Although speculative, one possible explanation for observed sex differences in lipopolysaccharide stimulated cytokine release and in glucocorticoid sensitivity may relate to different concentrations of gonadal steroids. The female immune system is influenced by both oestrogens and progesterones. Oestrogens may dose dependently affect lipopolysaccharide associated changes in immune responses of macrophages.13,41 Compared with men, women in the luteal phase of the menstrual cycle had diminished monocyte release of TNFα and IL-6 with lipopolysaccharide.37 In that study, these effects correlated with the concentration of oestradiol in plasma. The male immune system, on the other hand, is under the control of testosterone and other androgens, which apparently do not affect macrophage function.42–45
Despite increasing knowledge of the pathways through which gonadal steroids and glucocorticoids influence immunological target tissues, it remains unknown how these steroids interact at peripheral inflammatory sites.

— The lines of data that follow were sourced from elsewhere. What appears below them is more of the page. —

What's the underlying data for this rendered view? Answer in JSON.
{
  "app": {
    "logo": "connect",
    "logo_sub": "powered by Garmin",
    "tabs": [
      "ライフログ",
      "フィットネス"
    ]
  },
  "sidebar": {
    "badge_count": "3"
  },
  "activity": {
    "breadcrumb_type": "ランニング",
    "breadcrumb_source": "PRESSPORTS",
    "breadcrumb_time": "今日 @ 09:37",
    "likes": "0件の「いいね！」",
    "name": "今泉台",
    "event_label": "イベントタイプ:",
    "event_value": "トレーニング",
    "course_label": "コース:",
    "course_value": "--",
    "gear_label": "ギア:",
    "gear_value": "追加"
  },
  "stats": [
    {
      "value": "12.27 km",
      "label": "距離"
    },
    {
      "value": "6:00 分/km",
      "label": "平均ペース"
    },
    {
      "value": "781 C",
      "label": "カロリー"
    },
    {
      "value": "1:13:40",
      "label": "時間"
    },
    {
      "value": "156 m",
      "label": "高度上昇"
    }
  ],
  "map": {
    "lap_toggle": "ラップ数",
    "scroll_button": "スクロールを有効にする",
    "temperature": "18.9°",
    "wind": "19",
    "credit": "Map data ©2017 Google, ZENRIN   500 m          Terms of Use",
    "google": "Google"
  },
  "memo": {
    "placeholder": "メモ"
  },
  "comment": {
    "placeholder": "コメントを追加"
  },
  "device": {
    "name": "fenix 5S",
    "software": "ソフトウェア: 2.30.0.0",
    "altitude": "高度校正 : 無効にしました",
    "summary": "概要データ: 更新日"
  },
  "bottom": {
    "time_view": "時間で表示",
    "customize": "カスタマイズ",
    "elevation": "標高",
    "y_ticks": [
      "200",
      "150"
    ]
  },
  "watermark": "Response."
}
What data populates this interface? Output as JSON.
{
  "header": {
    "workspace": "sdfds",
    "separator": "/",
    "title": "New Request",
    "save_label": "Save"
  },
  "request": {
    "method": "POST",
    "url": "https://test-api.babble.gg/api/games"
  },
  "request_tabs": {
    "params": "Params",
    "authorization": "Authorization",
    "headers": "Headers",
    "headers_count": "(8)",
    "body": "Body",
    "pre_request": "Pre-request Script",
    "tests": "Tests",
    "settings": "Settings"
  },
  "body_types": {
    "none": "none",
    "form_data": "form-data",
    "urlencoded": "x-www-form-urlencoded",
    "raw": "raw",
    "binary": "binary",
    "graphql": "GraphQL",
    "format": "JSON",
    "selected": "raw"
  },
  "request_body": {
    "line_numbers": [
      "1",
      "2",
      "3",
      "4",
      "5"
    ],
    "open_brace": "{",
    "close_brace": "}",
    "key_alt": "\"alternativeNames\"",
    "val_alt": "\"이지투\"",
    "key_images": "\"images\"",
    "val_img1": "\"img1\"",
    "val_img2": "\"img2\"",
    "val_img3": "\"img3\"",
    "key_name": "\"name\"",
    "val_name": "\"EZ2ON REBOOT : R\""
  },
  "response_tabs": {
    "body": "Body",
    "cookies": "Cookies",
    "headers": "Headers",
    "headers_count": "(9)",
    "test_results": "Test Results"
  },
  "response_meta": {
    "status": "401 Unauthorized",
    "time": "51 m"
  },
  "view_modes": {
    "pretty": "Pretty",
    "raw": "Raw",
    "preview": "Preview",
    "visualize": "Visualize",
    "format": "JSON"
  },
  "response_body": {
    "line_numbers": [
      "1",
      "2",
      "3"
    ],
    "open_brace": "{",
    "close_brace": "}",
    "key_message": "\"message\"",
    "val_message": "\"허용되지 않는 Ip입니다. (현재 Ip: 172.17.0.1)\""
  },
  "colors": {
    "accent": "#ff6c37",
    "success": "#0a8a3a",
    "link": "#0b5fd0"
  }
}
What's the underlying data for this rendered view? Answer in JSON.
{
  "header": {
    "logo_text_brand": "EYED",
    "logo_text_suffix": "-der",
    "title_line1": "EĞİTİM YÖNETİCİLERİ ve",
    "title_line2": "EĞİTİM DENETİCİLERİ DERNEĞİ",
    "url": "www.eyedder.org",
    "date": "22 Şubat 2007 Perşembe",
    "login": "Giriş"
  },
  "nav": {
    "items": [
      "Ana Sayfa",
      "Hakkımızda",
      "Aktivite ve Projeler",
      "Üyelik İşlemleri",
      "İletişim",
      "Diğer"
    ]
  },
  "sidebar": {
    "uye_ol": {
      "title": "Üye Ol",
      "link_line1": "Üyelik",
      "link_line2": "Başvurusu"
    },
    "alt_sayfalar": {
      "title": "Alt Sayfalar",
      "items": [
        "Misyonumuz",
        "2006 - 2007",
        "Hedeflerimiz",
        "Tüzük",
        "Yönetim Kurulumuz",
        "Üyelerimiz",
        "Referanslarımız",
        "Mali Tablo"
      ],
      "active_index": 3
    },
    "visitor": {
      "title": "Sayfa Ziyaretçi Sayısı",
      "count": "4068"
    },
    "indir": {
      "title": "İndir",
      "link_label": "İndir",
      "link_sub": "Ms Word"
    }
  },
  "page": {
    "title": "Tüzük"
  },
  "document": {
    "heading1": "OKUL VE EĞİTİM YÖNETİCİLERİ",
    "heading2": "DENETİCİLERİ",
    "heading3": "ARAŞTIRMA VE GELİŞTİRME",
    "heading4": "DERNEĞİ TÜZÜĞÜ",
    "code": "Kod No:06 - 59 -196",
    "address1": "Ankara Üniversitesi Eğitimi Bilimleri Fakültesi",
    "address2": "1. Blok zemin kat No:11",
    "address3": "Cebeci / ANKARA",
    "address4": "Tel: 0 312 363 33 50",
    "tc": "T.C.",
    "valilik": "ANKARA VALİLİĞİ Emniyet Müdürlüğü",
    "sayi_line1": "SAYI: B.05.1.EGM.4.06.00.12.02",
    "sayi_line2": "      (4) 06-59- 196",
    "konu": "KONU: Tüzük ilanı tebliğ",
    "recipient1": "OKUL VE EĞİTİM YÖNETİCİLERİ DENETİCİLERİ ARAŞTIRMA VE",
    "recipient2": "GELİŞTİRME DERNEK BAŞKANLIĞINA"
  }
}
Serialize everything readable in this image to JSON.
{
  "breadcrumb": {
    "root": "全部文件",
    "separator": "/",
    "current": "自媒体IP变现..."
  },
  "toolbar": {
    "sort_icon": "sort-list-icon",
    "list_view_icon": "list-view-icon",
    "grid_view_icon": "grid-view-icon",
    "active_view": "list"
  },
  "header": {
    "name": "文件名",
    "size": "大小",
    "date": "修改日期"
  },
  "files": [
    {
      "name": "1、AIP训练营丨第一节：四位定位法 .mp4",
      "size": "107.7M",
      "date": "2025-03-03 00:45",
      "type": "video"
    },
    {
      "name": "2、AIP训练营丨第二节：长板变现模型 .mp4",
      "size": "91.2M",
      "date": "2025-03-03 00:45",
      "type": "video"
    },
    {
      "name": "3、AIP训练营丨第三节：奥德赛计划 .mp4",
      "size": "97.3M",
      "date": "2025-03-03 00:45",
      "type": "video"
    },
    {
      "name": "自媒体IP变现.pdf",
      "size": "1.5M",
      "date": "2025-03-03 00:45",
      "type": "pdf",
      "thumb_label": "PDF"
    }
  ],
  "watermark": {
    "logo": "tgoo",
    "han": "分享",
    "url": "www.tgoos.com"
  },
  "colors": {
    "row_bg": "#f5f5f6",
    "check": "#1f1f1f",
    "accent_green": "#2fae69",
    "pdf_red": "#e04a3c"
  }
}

The activated oestrogen receptor has been shown to inhibit the transcription factors nuclear factor κB and activator protein 1.46,47 Progesterone, because of its structural similarities with the glucocorticoids receptor, has been reported to increase cytosolic mRNA concentrations of the nuclear factor κB inhibitor.48 By these mechanisms, both female gonadal steroids seem to exert anti-inflammatory effects.
Da Silva has proposed several mechanisms by which gonadal steroids may modulate the sensitivity of target tissues towards glucocorticoids.49 In animal and cell culture studies, 17β oestradiol has been show to decrease the expression of the glucocorticoid receptor and thereby to decrease glucocorticoid sensitivity.50 Furthermore, expression of heat shock proteins 70 and 90, which are essential in keeping the glucocorticoid receptor in the cytoplasm in an inactive state (although it can be ligand activated), are modulated by female gonadal steroids.51,52
Several limitations of our study require consideration. Firstly, our investigation focused on a working population and, thus, may not be generalisable to clinical populations and to people with overt atherosclerotic disease in particular. Secondly, we can only speculate as to whether the observed differences between men and women are clinically relevant. Thirdly, as we did not assess sex steroids, possible explanations for the observed sex differences in cytokine release and glucocorticoid sensitivity are not unequivocally attributable to hormonal issues. Fourthly, we compared very different group sizes of men and women potentially resulting in different variances of mean values of variables of interest. While Levene’s test showed that variances of uninhibited lipopolysaccharide stimulation of TNFα and IL-6 and of the four IC50 estimates were equal, three of the 20 computations across the four inhibition curves suggested a violation of this assumption (data not shown). Nonetheless, since we built our argument on sex differences in uninhibited stimulation of proinflammatory cytokines and calculated IC50 values, we feel that this caveat did not invalidate our findings.
In summary, our data show that monocytes from middle aged men have reduced responsiveness to glucocorticoids even when established cardiovascular risk factors are controlled for. This finding of reduced glucocorticoid sensitivity in men implies relatively sustained cytokine production once monocytes have encountered stressful stimuli (such as lipopolysaccharide). Such a mechanism may be one possible biological pathway linking sex to progression of atherosclerotic disease and increased coronary risk in men.
This work was supported by grants from the EADS GmbH, Werk Augsburg, Germany, and from the Swiss Federal Institute of Technology.